◆ Activity
Among the entries below, find the lines that hold the word "content" and report them.

◆ Task data

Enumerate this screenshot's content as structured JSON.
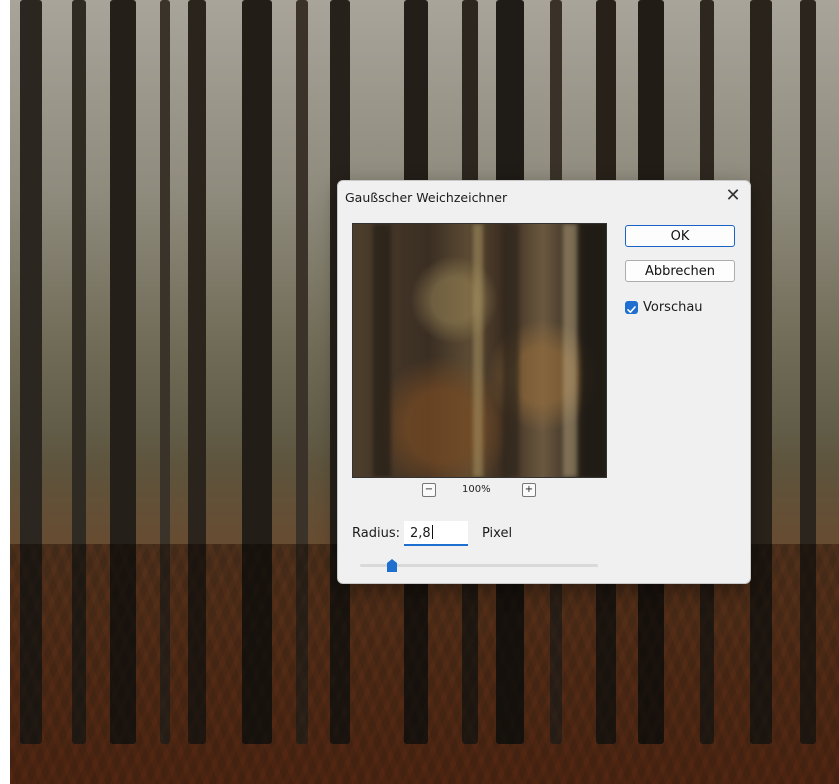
{
  "dialog": {
    "title": "Gaußscher Weichzeichner",
    "ok_label": "OK",
    "cancel_label": "Abbrechen",
    "preview_checkbox_label": "Vorschau",
    "preview_checked": true,
    "zoom_level": "100%",
    "zoom_out_symbol": "−",
    "zoom_in_symbol": "+",
    "radius_label": "Radius:",
    "radius_value": "2,8",
    "radius_unit": "Pixel",
    "accent_color": "#1f6fd0",
    "close_icon": "close-icon"
  }
}
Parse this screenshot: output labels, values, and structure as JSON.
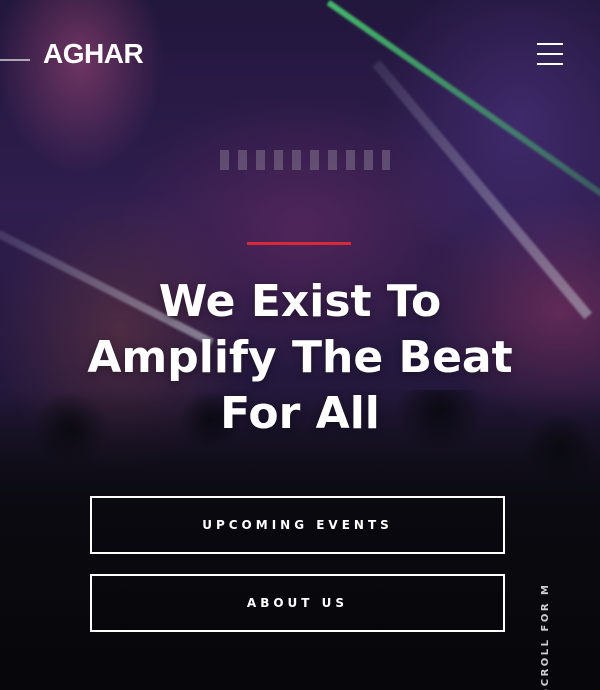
{
  "brand": {
    "logo_text": "AGHAR"
  },
  "colors": {
    "accent": "#d9283a"
  },
  "header": {
    "menu_icon": "hamburger-icon"
  },
  "hero": {
    "headline_lines": [
      "We Exist To",
      "Amplify The Beat",
      "For All"
    ]
  },
  "actions": {
    "upcoming_events_label": "UPCOMING EVENTS",
    "about_us_label": "ABOUT US"
  },
  "scroll_hint": {
    "text": "SCROLL FOR MORE"
  }
}
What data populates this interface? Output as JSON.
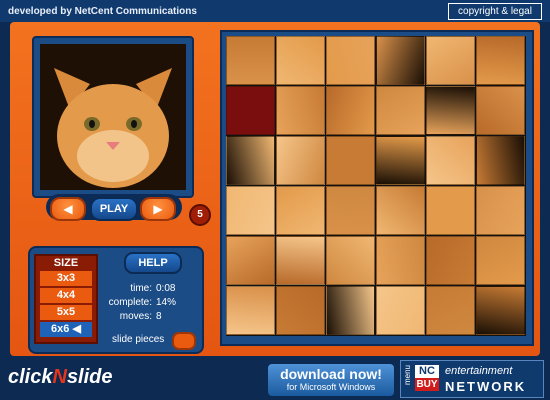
{
  "header": {
    "developer": "developed by NetCent Communications",
    "copyright": "copyright & legal"
  },
  "controls": {
    "prev_icon": "◀",
    "play_label": "PLAY",
    "next_icon": "▶",
    "counter": "5"
  },
  "size_panel": {
    "title": "SIZE",
    "options": [
      "3x3",
      "4x4",
      "5x5",
      "6x6"
    ],
    "selected": "6x6",
    "selected_marker": "◀"
  },
  "help_label": "HELP",
  "stats": {
    "time_label": "time:",
    "time": "0:08",
    "complete_label": "complete:",
    "complete": "14%",
    "moves_label": "moves:",
    "moves": "8"
  },
  "slide_pieces_label": "slide pieces",
  "footer": {
    "logo_click": "click",
    "logo_n": "N",
    "logo_slide": "slide",
    "download_title": "download now!",
    "download_sub": "for Microsoft Windows",
    "menu_label": "menu",
    "nc_top": "NC",
    "nc_bottom": "BUY",
    "entertainment": "entertainment",
    "network": "NETWORK"
  },
  "colors": {
    "orange": "#ea5b0f",
    "navy": "#0d2a52",
    "blue": "#1b4c86",
    "empty_tile": "#7a0e0e"
  }
}
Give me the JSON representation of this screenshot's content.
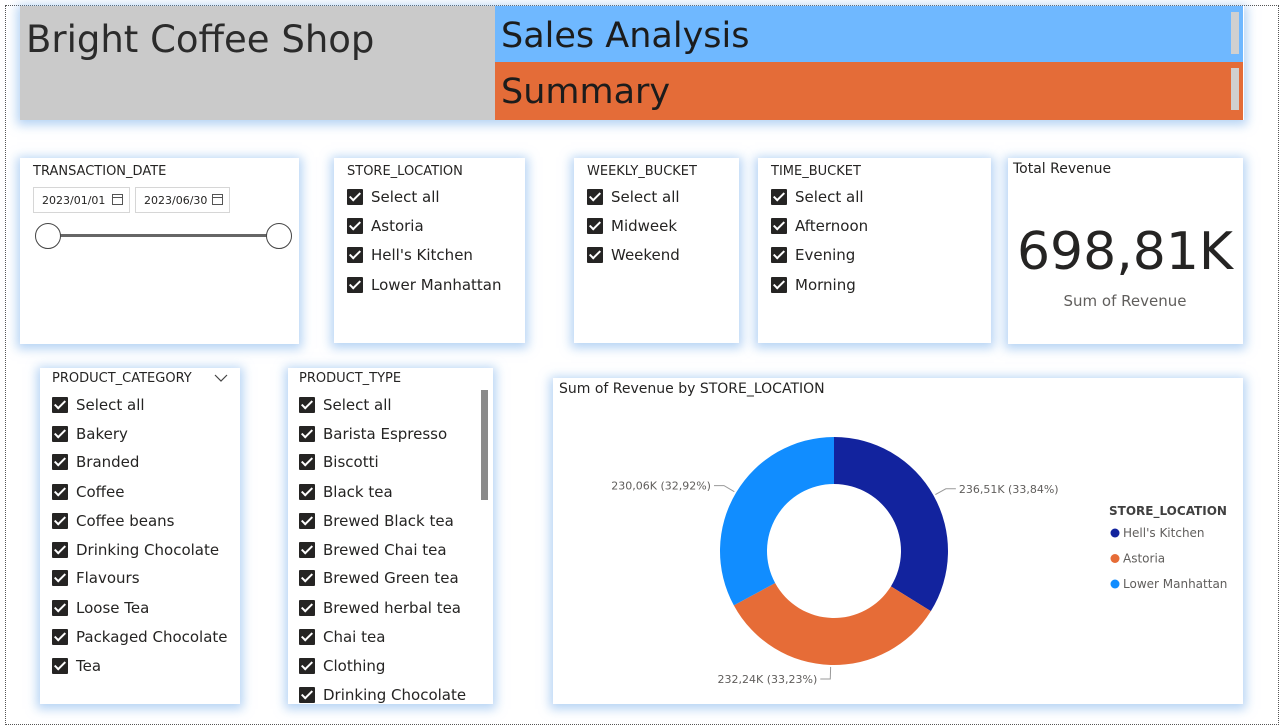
{
  "header": {
    "title": "Bright Coffee Shop",
    "subtitle": "Sales Analysis",
    "summary": "Summary"
  },
  "slicers": {
    "transaction_date": {
      "title": "TRANSACTION_DATE",
      "start": "2023/01/01",
      "end": "2023/06/30"
    },
    "store_location": {
      "title": "STORE_LOCATION",
      "items": [
        "Select all",
        "Astoria",
        "Hell's Kitchen",
        "Lower Manhattan"
      ]
    },
    "weekly_bucket": {
      "title": "WEEKLY_BUCKET",
      "items": [
        "Select all",
        "Midweek",
        "Weekend"
      ]
    },
    "time_bucket": {
      "title": "TIME_BUCKET",
      "items": [
        "Select all",
        "Afternoon",
        "Evening",
        "Morning"
      ]
    },
    "product_category": {
      "title": "PRODUCT_CATEGORY",
      "items": [
        "Select all",
        "Bakery",
        "Branded",
        "Coffee",
        "Coffee beans",
        "Drinking Chocolate",
        "Flavours",
        "Loose Tea",
        "Packaged Chocolate",
        "Tea"
      ]
    },
    "product_type": {
      "title": "PRODUCT_TYPE",
      "items": [
        "Select all",
        "Barista Espresso",
        "Biscotti",
        "Black tea",
        "Brewed Black tea",
        "Brewed Chai tea",
        "Brewed Green tea",
        "Brewed herbal tea",
        "Chai tea",
        "Clothing",
        "Drinking Chocolate"
      ]
    }
  },
  "kpi": {
    "title": "Total Revenue",
    "value": "698,81K",
    "label": "Sum of Revenue"
  },
  "chart_data": {
    "type": "pie",
    "title": "Sum of Revenue by STORE_LOCATION",
    "legend_title": "STORE_LOCATION",
    "legend_position": "right",
    "categories": [
      "Hell's Kitchen",
      "Astoria",
      "Lower Manhattan"
    ],
    "values": [
      236.51,
      232.24,
      230.06
    ],
    "percentages": [
      33.84,
      33.23,
      32.92
    ],
    "data_labels": [
      "236,51K (33,84%)",
      "232,24K (33,23%)",
      "230,06K (32,92%)"
    ],
    "colors": [
      "#12239e",
      "#e66c37",
      "#118dff"
    ]
  }
}
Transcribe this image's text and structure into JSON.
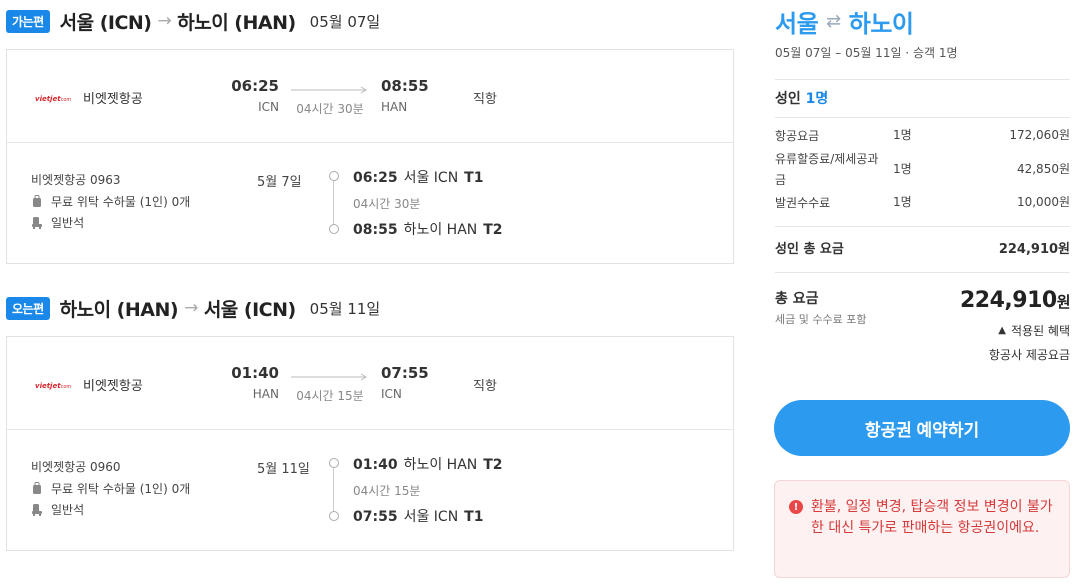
{
  "outbound": {
    "badge": "가는편",
    "from": "서울 (ICN)",
    "to": "하노이 (HAN)",
    "date": "05월 07일",
    "airline": "비엣젯항공",
    "dep_time": "06:25",
    "dep_code": "ICN",
    "arr_time": "08:55",
    "arr_code": "HAN",
    "duration": "04시간 30분",
    "direct": "직항",
    "flight_no": "비엣젯항공 0963",
    "baggage": "무료 위탁 수하물 (1인) 0개",
    "cabin": "일반석",
    "short_date": "5월 7일",
    "seg_dep_time": "06:25",
    "seg_dep_place": "서울 ICN",
    "seg_dep_term": "T1",
    "seg_duration": "04시간 30분",
    "seg_arr_time": "08:55",
    "seg_arr_place": "하노이 HAN",
    "seg_arr_term": "T2"
  },
  "inbound": {
    "badge": "오는편",
    "from": "하노이 (HAN)",
    "to": "서울 (ICN)",
    "date": "05월 11일",
    "airline": "비엣젯항공",
    "dep_time": "01:40",
    "dep_code": "HAN",
    "arr_time": "07:55",
    "arr_code": "ICN",
    "duration": "04시간 15분",
    "direct": "직항",
    "flight_no": "비엣젯항공 0960",
    "baggage": "무료 위탁 수하물 (1인) 0개",
    "cabin": "일반석",
    "short_date": "5월 11일",
    "seg_dep_time": "01:40",
    "seg_dep_place": "하노이 HAN",
    "seg_dep_term": "T2",
    "seg_duration": "04시간 15분",
    "seg_arr_time": "07:55",
    "seg_arr_place": "서울 ICN",
    "seg_arr_term": "T1"
  },
  "summary": {
    "from": "서울",
    "to": "하노이",
    "subtitle": "05월 07일 – 05월 11일 · 승객 1명",
    "adult_label": "성인",
    "adult_count": "1명",
    "fees": [
      {
        "label": "항공요금",
        "qty": "1명",
        "amount": "172,060원"
      },
      {
        "label": "유류할증료/제세공과금",
        "qty": "1명",
        "amount": "42,850원"
      },
      {
        "label": "발권수수료",
        "qty": "1명",
        "amount": "10,000원"
      }
    ],
    "adult_total_label": "성인 총 요금",
    "adult_total": "224,910원",
    "total_label": "총 요금",
    "total_note": "세금 및 수수료 포함",
    "total_amount": "224,910",
    "total_unit": "원",
    "applied_label": "적용된 혜택",
    "airline_fare": "항공사 제공요금",
    "book_button": "항공권 예약하기",
    "notice": "환불, 일정 변경, 탑승객 정보 변경이 불가한 대신 특가로 판매하는 항공권이에요."
  },
  "colors": {
    "accent": "#2c9aef",
    "badge": "#1a88e8",
    "notice_text": "#d63a3a",
    "notice_bg": "#fdf1f1",
    "airline_logo": "#d6262b"
  }
}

◆ Response
Enumerate this screenshot's content as structured JSON.
Give me the JSON representation of this screenshot's content.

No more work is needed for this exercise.